Several hundred euro banknotes stacked by value. Euro money concept. Rolls Euro banknotes. Euro currency. Announced cancellation of five hundred euro banknotes. Banknotes stacked on each other in different positions. Toned photo.

Ljubljana – Slovenia’s central bank will mark the 30th anniversary of the first banknotes issued in independent Slovenia with a projection on the facade of its building in the centre of Ljubljana. The video screen displaying previous and current Slovenian currencies will be lit up every day until the end of October.

Slovenia’s central bank or Banka Slovenije will mark the year of its 30th anniversary in October with various events and activities, including a video projection narrating the bank’s journey from 1991 to the present day.

Using the video-mapping technique, the projection will be shown on the facade of the bank’s building every day in October between 7pm and 10pm, the bank said.

On 8 October 1991, the newly independent Slovenia introduced its new currency, the tolar.

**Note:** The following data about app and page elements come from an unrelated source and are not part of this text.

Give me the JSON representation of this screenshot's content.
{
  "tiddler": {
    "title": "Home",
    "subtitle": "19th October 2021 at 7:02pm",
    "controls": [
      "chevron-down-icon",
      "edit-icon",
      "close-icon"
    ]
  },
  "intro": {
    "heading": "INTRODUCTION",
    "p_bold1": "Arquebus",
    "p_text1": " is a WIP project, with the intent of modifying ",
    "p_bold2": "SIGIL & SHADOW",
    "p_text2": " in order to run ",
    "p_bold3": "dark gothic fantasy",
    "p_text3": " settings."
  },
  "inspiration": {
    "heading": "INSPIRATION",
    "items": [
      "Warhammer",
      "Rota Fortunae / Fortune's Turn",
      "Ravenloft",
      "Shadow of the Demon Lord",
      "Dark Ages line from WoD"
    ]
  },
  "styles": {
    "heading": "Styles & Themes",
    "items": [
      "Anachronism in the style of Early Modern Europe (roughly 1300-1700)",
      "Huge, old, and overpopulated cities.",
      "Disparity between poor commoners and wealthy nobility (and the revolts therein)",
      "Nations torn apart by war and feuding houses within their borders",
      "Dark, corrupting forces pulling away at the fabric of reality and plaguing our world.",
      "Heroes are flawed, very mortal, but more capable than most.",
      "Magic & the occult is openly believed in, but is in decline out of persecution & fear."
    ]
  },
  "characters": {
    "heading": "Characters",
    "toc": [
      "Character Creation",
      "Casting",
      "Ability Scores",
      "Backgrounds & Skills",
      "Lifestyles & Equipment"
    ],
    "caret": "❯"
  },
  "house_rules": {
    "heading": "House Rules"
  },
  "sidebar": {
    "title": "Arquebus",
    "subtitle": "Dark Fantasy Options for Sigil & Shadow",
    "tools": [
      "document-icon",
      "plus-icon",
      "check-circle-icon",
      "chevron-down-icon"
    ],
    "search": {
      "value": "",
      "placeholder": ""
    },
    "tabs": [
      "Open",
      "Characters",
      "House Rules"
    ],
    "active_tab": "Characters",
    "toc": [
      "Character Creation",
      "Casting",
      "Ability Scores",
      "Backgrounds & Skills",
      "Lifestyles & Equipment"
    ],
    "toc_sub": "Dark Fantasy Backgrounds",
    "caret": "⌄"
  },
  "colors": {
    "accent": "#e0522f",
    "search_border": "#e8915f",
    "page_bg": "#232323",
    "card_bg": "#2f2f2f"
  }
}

The first Slovenian banknotes were provisional payment notes that entered circulation on that day. A day later, citizens were able to exchange Yugoslav dinars for them at an exchange rate of 1:1.

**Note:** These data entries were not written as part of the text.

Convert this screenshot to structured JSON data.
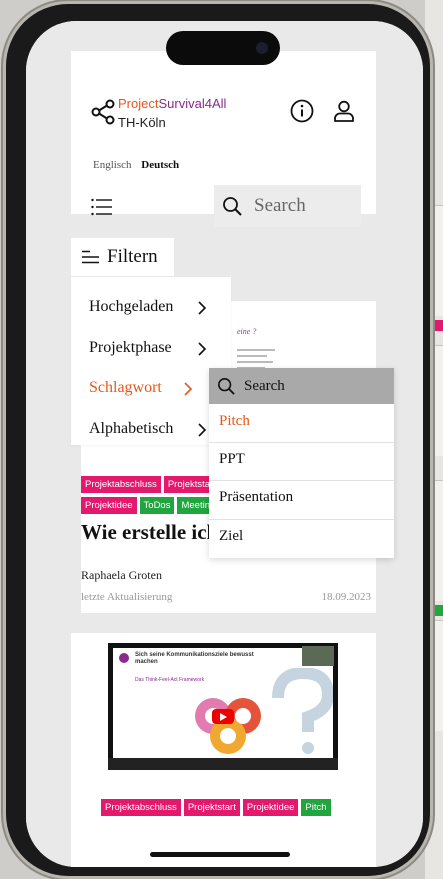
{
  "header": {
    "brand_part1": "Project",
    "brand_part2": "Survival",
    "brand_part3": "4All",
    "institution": "TH-Köln",
    "languages": [
      "Englisch",
      "Deutsch"
    ],
    "active_language": "Deutsch",
    "search_placeholder": "Search"
  },
  "filter": {
    "label": "Filtern",
    "items": [
      {
        "label": "Hochgeladen"
      },
      {
        "label": "Projektphase"
      },
      {
        "label": "Schlagwort"
      },
      {
        "label": "Alphabetisch"
      }
    ],
    "active_item": "Schlagwort"
  },
  "keyword_menu": {
    "search_placeholder": "Search",
    "items": [
      "Pitch",
      "PPT",
      "Präsentation",
      "Ziel"
    ],
    "active_item": "Pitch"
  },
  "card1": {
    "tags_row1": [
      "Projektabschluss",
      "Projektstart"
    ],
    "tags_row2": [
      "Projektidee",
      "ToDos",
      "Meeting"
    ],
    "title": "Wie erstelle ich eine Agenda?",
    "author": "Raphaela Groten",
    "updated_label": "letzte Aktualisierung",
    "date": "18.09.2023",
    "thumb_text": "eine ?"
  },
  "card2": {
    "video_heading": "Sich seine Kommunikationsziele bewusst machen",
    "video_sub": "Das Think-Feel-Act Framework",
    "tags": [
      {
        "label": "Projektabschluss",
        "color": "pink"
      },
      {
        "label": "Projektstart",
        "color": "pink"
      },
      {
        "label": "Projektidee",
        "color": "pink"
      },
      {
        "label": "Pitch",
        "color": "green"
      }
    ]
  },
  "colors": {
    "accent_orange": "#e8561a",
    "brand_purple": "#8a2a8f",
    "tag_pink": "#e4196e",
    "tag_green": "#21a63f"
  }
}
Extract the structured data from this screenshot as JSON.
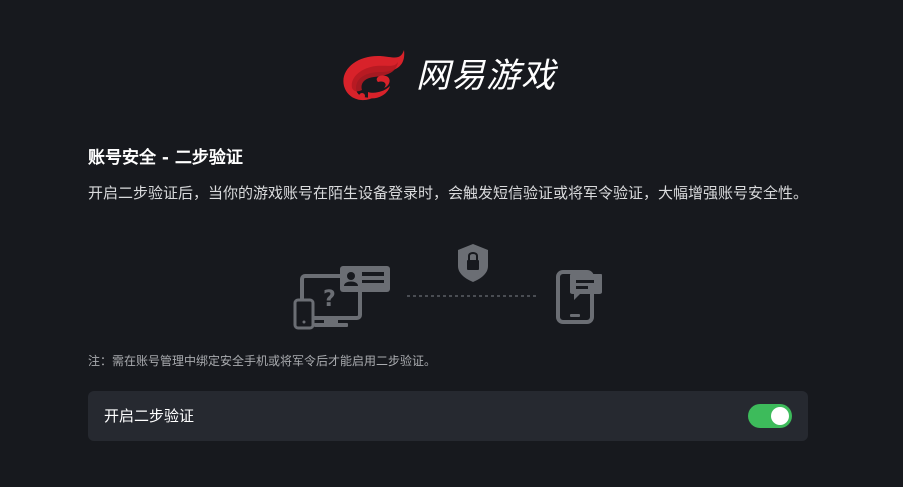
{
  "logo": {
    "text": "网易游戏"
  },
  "section": {
    "title": "账号安全 - 二步验证",
    "description": "开启二步验证后，当你的游戏账号在陌生设备登录时，会触发短信验证或将军令验证，大幅增强账号安全性。"
  },
  "illustration": {
    "unknown_mark": "?",
    "icons": [
      "desktop-unknown-device-icon",
      "shield-lock-icon",
      "phone-message-icon"
    ]
  },
  "note": "注：需在账号管理中绑定安全手机或将军令后才能启用二步验证。",
  "setting": {
    "label": "开启二步验证",
    "enabled": true
  },
  "colors": {
    "background": "#17191e",
    "card": "#262930",
    "switch_on": "#3dbb5b",
    "logo_red": "#d8222a"
  }
}
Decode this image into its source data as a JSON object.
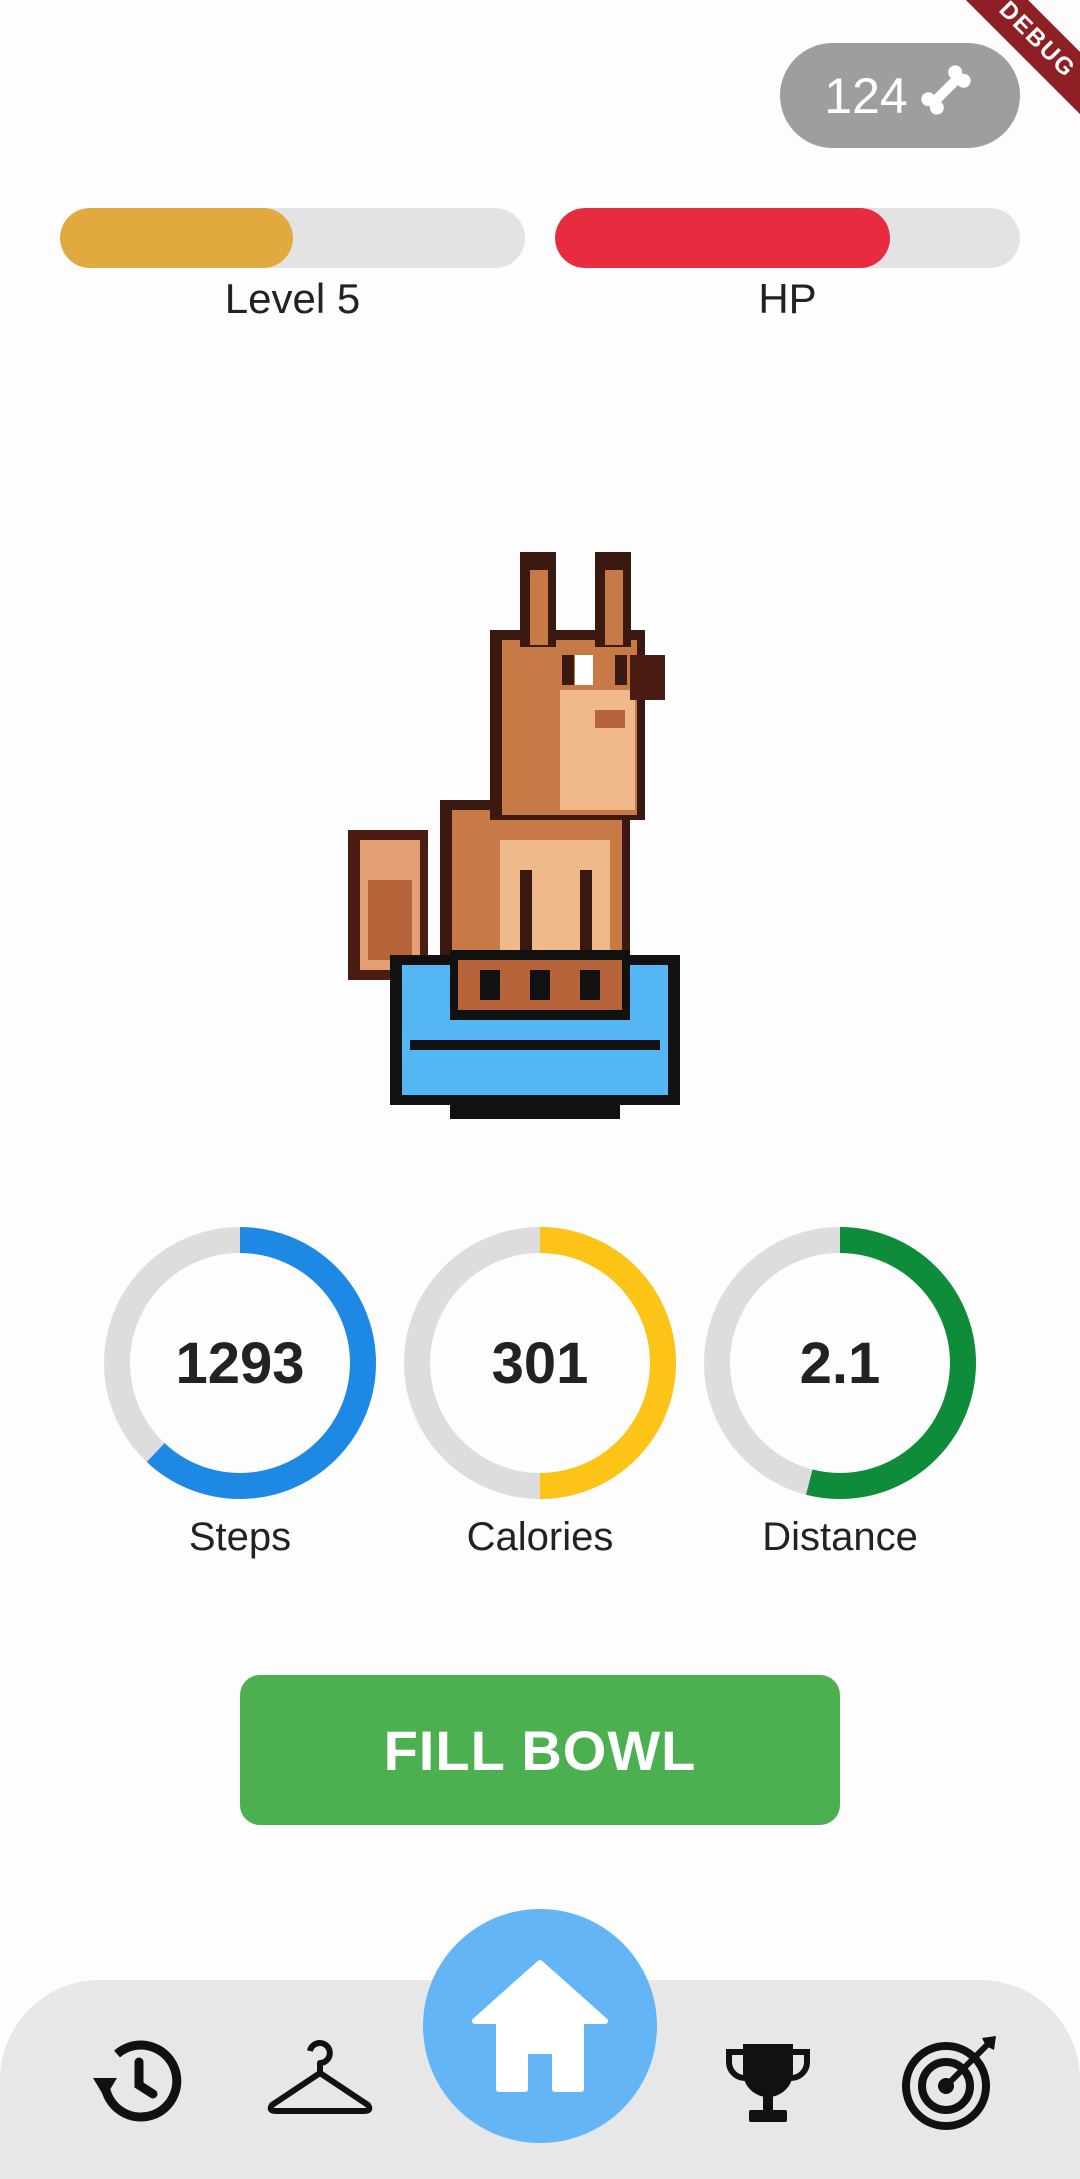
{
  "app": {
    "debug_banner": "DEBUG"
  },
  "currency": {
    "bones": "124",
    "icon": "bone-icon"
  },
  "status_bars": {
    "level": {
      "label": "Level 5",
      "fraction": 0.5,
      "color": "#e0aa3e"
    },
    "hp": {
      "label": "HP",
      "fraction": 0.72,
      "color": "#e82c40"
    }
  },
  "pet": {
    "icon": "pixel-dog-with-bowl"
  },
  "stats": [
    {
      "value": "1293",
      "label": "Steps",
      "progress": 0.62,
      "color": "#1e88e5"
    },
    {
      "value": "301",
      "label": "Calories",
      "progress": 0.5,
      "color": "#fbc417"
    },
    {
      "value": "2.1",
      "label": "Distance",
      "progress": 0.54,
      "color": "#0e8c3a"
    }
  ],
  "actions": {
    "fill_bowl": "FILL BOWL"
  },
  "nav": {
    "items": [
      "history-icon",
      "hanger-icon",
      "home-icon",
      "trophy-icon",
      "target-icon"
    ],
    "active": "home-icon"
  }
}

A year after the issuance of the provisional payment notes, the first true banknotes of the new Slovenian currency entered circulation.

The tolar was then abandoned in January 2007, when Slovenia joined the Eurozone and replaced the tolar with the euro.

“The Eurozone ensures stable price growth and provides a supportive environment for around 340 million people to pursue their life and business goals,” Banka Slovenije wrote.